Last week, the People’s Champ disclosed that out of the 1.8 million SAP beneficiaries, only 500,000 were able to successfully use the Starpay app because there were difficulties in doing so as one needed to download the application to claim the much-needed aid amidst the ongoing coronavirus pandemic and its serious impact on the country’s economy.
According to Belgica, they are still awaiting documents that would prove the boxer-senator’s claims, adding that as of present time, Pacquiao’s claims are “not conclusive” since they have not undergone investigation.
But President Rodrigo Duterte has directed concerned government agencies to cooperate in the investigations—that is if there will be investigations conducted on the matter. And to this reaction from the chief executive, former Sen. Antonio Trillanes IV had scoffed at.
I recall early this year when I contacted the PACC’s commissioner concerning information about anomalous transactions in the appropriation of funds for needed equipment in the last Southeast Asian Games (SEAG) held in Manila in 2019. I was privy to the contract between a businessman from Makati City, who was tapped to supply millions-worth of equipment for one event of the biennial regional multi-sports meet, particularly sepak takraw, which I discovered was overpriced because the person who had initiated the transaction asked my friend-businessman to provide a way for him to get a big cut from the budget intended for the equipment.
But to make a long story short, nothing happened with the information I wanted to provide Duterte’s trusted man in the PACC, although the good Mr. Belgica—the son of my good friend Butch, whom I know was a no-nonsense guy when it came to corruption—promised to get back to me. The thing is, our respected commissioner never did.
But what can we really expect from government officials who have been appointed in high positions because they are merely “close to the pot” and are, in effect, beholden to the appointing person?
I’m sure most of us would say “they have their hands tied”—out of gratitude.
And the fact is that politicians and those in government are always ineffective to correct what is deemed by the public as wrong because they need to do some ‘ass-licking’ in order to stay in power.
To correct them would be an exercise in futility.
Can’t we see the insights and learn from what is happening now in the Catholic Church itself?
Even so, a prominent Italian cardinal was among 10 people sent to trial in the Vatican after they were charged with financial crimes including embezzlement, money laundering, fraud, extortion, and abuse of office.
Cardinal Angelo Becciu, formerly a senior official in the Vatican administration, as well as two top officials at the Vatican’s Financial Intelligence Unit will go on trial on July 27 over a multi-million euro scandal involving the Vatican’s purchase of a building in one of London’s smartest districts.
The trial will inevitably bring a swirl of media interest to the tiny city-state surrounded by Rome, and appears to underscore Pope Francis’ determination to cure the rot in Vatican finances, even if it involves messy public hearings.

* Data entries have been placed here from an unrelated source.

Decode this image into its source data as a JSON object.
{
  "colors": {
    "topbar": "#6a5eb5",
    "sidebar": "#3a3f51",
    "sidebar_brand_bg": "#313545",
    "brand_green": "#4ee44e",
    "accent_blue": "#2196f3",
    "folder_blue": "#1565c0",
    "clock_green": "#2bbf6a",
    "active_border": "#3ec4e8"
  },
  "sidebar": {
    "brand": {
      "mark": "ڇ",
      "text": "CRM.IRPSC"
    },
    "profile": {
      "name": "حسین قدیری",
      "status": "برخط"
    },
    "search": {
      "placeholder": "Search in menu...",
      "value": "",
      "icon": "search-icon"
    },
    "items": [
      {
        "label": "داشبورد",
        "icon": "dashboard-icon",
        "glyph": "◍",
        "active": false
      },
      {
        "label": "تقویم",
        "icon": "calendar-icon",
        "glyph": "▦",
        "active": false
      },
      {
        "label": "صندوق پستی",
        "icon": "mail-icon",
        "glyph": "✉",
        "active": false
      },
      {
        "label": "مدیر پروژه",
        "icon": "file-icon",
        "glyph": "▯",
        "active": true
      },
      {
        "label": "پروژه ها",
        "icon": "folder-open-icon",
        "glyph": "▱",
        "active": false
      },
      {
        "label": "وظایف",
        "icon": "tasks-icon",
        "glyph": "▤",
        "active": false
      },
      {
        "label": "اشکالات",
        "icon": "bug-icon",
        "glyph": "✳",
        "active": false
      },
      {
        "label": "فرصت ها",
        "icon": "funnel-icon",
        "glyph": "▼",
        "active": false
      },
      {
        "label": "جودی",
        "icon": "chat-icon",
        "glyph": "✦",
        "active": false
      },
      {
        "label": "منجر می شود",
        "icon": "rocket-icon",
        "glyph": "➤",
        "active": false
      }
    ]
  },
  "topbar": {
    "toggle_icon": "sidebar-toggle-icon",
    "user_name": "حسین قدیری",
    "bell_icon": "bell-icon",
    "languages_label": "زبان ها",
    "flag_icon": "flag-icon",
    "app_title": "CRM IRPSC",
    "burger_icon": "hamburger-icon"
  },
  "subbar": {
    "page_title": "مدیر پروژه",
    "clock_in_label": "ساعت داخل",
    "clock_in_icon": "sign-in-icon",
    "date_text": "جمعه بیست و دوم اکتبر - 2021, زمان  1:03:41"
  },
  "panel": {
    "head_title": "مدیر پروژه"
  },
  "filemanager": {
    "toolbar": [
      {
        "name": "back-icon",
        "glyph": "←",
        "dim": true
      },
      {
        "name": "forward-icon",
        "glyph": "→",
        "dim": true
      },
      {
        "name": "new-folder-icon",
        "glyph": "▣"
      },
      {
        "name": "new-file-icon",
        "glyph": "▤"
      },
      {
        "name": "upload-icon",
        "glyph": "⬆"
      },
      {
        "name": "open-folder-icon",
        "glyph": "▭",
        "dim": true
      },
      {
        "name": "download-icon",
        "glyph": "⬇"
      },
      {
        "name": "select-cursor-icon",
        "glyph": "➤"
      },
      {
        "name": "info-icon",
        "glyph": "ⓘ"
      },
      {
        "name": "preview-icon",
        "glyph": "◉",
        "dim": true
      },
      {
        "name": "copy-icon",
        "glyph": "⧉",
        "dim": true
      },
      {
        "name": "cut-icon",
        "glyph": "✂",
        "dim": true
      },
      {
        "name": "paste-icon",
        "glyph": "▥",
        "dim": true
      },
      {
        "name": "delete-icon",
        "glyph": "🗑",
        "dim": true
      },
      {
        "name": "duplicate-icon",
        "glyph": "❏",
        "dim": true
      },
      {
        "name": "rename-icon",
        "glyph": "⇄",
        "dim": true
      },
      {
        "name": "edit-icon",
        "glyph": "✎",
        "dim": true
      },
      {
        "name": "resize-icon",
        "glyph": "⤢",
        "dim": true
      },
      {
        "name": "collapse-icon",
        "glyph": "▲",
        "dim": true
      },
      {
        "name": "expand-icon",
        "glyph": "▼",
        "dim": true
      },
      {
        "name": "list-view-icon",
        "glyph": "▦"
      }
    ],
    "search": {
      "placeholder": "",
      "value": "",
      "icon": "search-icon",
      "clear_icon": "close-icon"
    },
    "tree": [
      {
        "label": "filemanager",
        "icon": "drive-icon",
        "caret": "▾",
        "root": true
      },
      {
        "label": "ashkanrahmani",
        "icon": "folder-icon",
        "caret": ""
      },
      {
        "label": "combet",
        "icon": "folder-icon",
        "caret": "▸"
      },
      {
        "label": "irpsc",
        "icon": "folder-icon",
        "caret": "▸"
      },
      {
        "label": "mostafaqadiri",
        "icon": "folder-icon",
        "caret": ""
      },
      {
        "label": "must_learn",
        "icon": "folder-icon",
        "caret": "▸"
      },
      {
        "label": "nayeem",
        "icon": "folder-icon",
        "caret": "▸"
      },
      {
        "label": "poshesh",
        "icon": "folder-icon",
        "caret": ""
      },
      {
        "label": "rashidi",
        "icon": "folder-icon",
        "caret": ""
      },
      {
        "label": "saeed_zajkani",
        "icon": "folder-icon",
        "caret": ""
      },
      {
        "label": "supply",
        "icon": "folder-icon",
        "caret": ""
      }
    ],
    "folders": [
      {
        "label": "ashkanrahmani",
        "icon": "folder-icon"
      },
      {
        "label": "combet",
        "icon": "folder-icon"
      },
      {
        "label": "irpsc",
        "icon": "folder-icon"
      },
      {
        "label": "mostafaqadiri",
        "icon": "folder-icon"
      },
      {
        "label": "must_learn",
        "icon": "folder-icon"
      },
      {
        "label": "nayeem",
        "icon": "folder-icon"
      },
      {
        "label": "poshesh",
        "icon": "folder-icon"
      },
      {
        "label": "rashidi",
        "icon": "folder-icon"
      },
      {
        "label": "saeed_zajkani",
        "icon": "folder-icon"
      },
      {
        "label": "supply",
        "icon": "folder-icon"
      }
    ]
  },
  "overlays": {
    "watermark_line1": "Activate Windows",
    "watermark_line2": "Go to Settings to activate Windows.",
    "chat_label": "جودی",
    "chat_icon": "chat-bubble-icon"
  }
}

Becciu, 73, was fired by the pope from his senior clerical post last year for alleged nepotism, although the cardinal has always maintained his innocence during a two-year investigation.
Here in the Philippines, Duterte will never ‘do’ such a move like what the pope has done because most people close to the chief executive will be merely transferred to another post where they can do their crimes all over again.
Still, Pacquiao’s revelation of alleged corruption in the Duterte administration has certainly proven to the public that a lefty like Pacman could sometimes be right. (ai/mtvn)